The San Francisco Giants are slipping. In five days, their two-game lead over the Los Angeles Dodgers has disappeared; they now trail Los Angeles by two games.
San Francisco’s two newest acquisitions didn’t help as the Dodgers dominated in a three-game sweep of the Giants.
Dan Uggla — who owns the major’s worst batting average over the past few seasons — went hitless in eight at-bats, struck out four times, and made three critical errors in the series. Although he pitched well, newcomer Jake Peavy received the loss in the final game of the series.
It’s no excuse for the Giants’ recent struggles, but San Francisco has been bitten by the injury bug, especially of late.
Marco Scutaro has played in a few games all season and is currently on the disabled list because of a cranky back. It’s unclear whether he will play again this season. The same goes for Matt Cain, who is also on the disabled list because of discomfort in his right elbow. Originally, no ligament damage occurred and surgery was out of the picture, but general manager Brian Sabean hinted at a DL stint longer than expected.

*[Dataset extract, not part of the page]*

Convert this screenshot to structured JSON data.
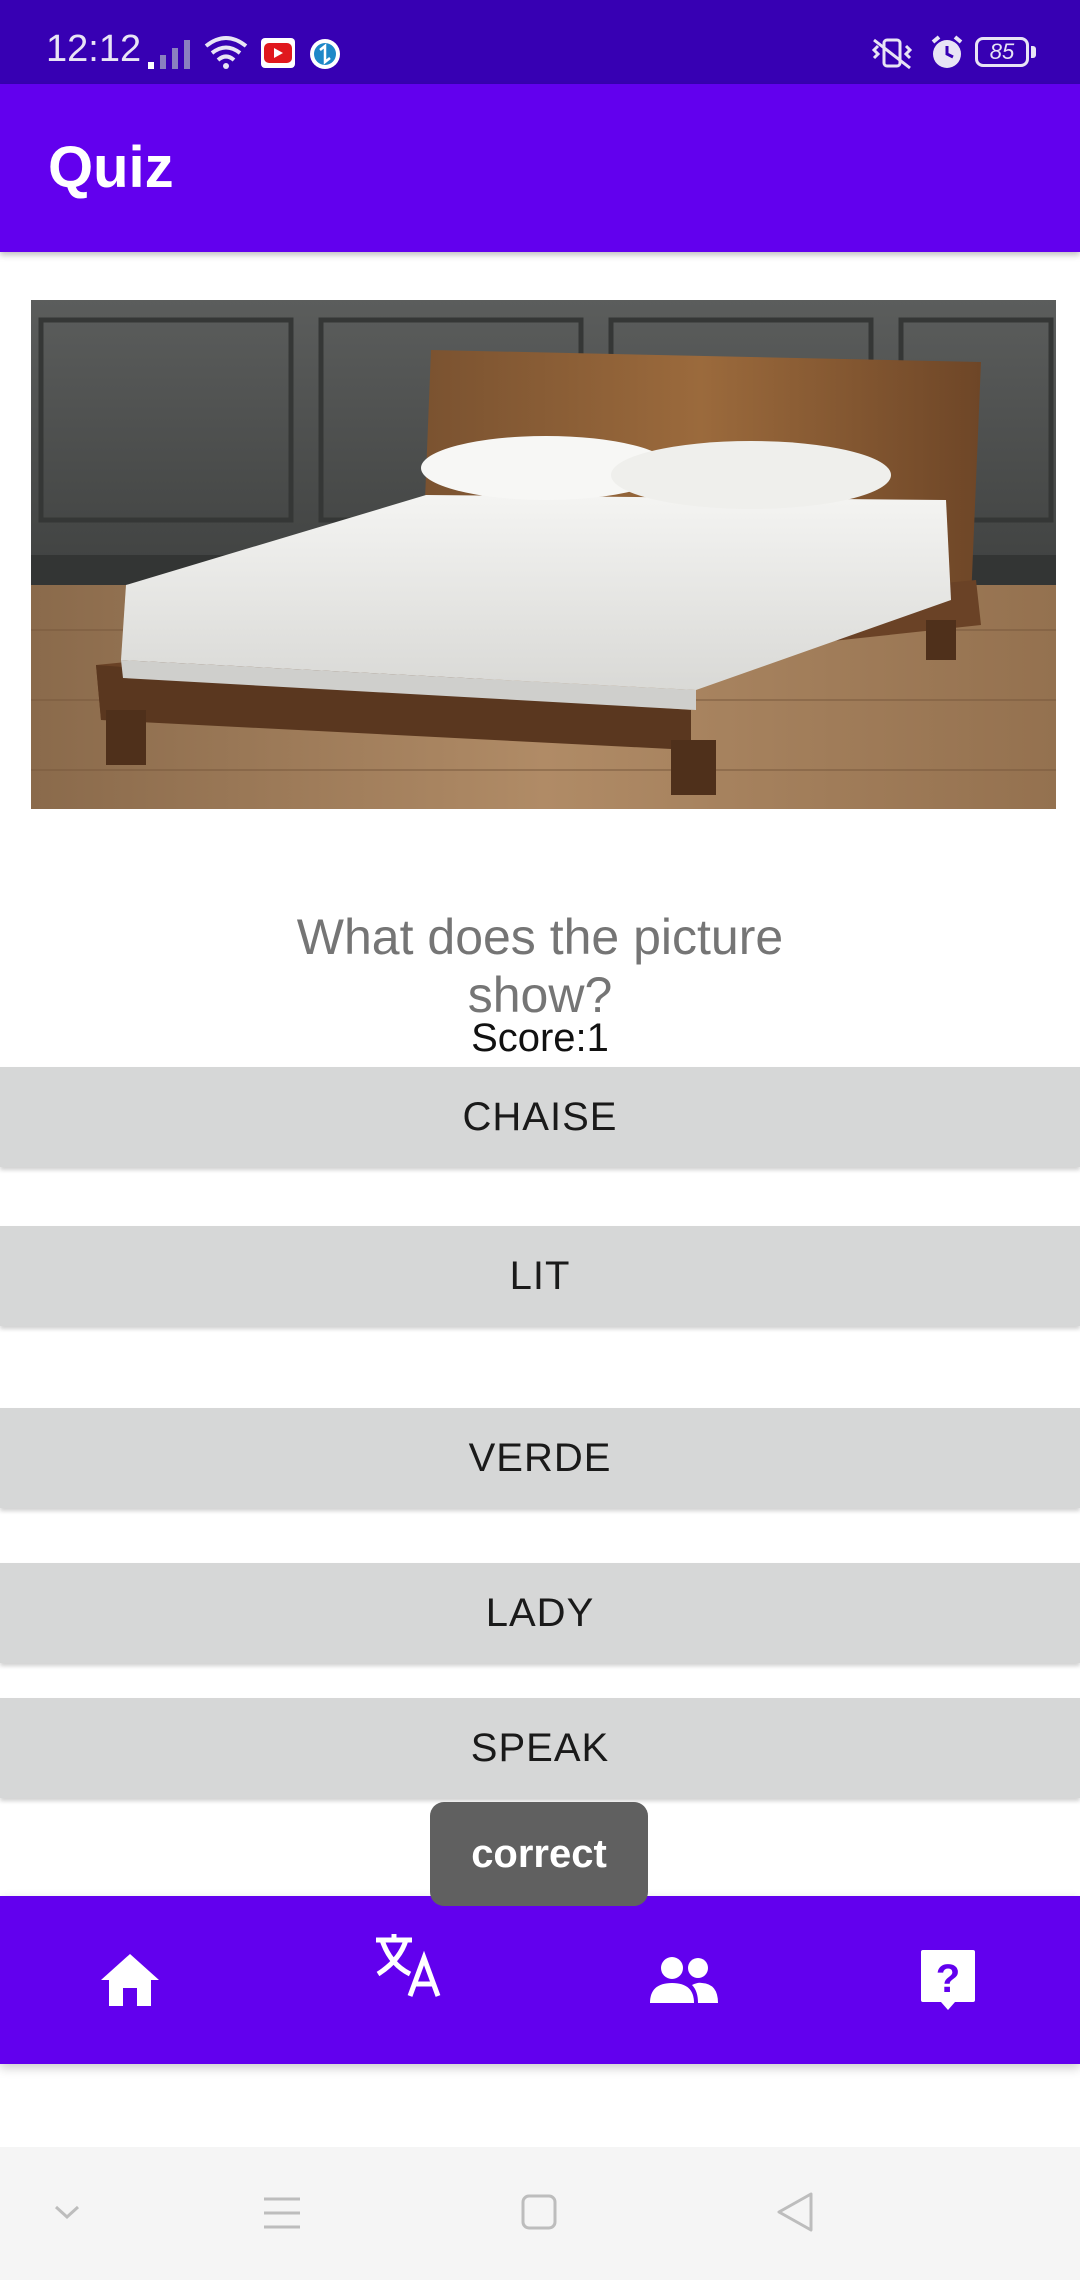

The Giants also have two players on the seven-day concussion DL: Brandon Belt and backup catcher Hector Sanchez. Belt’s seems to be lingering longer than expected, but he should begin a rehab assignment soon, according to reports.
Perhaps the most important injury is Angel Pagan. He has been out since mid-June. His absence has coincided with San Francisco’s historic fall from atop the NL West. He also is expected to begin a rehab assignment soon, assuming everything goes as planned during his workout.
I am part of the minority party that believes Pagan and Belt will be back soon (I also believe Cain will be gone for the season) and many of the Giants’ current problems will be fixed. However, even if that does happen — and it will — there is still a gaping hole at second base.
Scutaro cannot play everyday, Uggla can’t play defense or make contact, and both Ehire Adrianza and Joe Panik don’t seem to be major-league ready (Adrianza is out of options, so he’ll probably stay in the big leagues regardless).
Assuming Pagan and Belt do return soon, is second base as much of an issue anymore? It’d be the only soft-spot in the lineup. Couldn’t San Francisco deal with an automatic out if they knew they were getting great defense? Sure, the way things stand now it wouldn’t be that big of an issue.
If the Giants have the opportunity to get better, they must. They have a chance to shore up not only their second base issues, but also their bench deficiencies with the addition of current Tampa Bay Ray Ben Zobrist.
The Giants are rumored to have inquired Tampa Bay about Zobrist, and the talks seem to be intensifying.
Zobrist is the epitome of a utility man and would have no problem playing second base everyday. He could also spell Brandon Crawford at shortstop when needed and can play a solid right field.
Unfortunately for San Francisco, the Rays have gotten hot of late. A few weeks ago, it seemed as if Tampa Bay was dead in the water. However, their recent hot streak — which has put them back into contention for an AL East title — may persuade the Rays to hold on to valuable pieces such as Zobrist and Price.
This may force the Giants to give up more to acquire Zobrist, but if the past is an indicator, it doesn’t really matter.
Just last week the Giants gave up two of their most promising pitching prospects in Edwin Escobar and Heath Hembree to attain the aging Peavy, who was 1-9 with the Boston Red Sox.
The Giants’ farm system is thinning, but with the recent failures at second base, I’m sure Sabean and company would be willing to give up prospects.
I’d certainly be on board.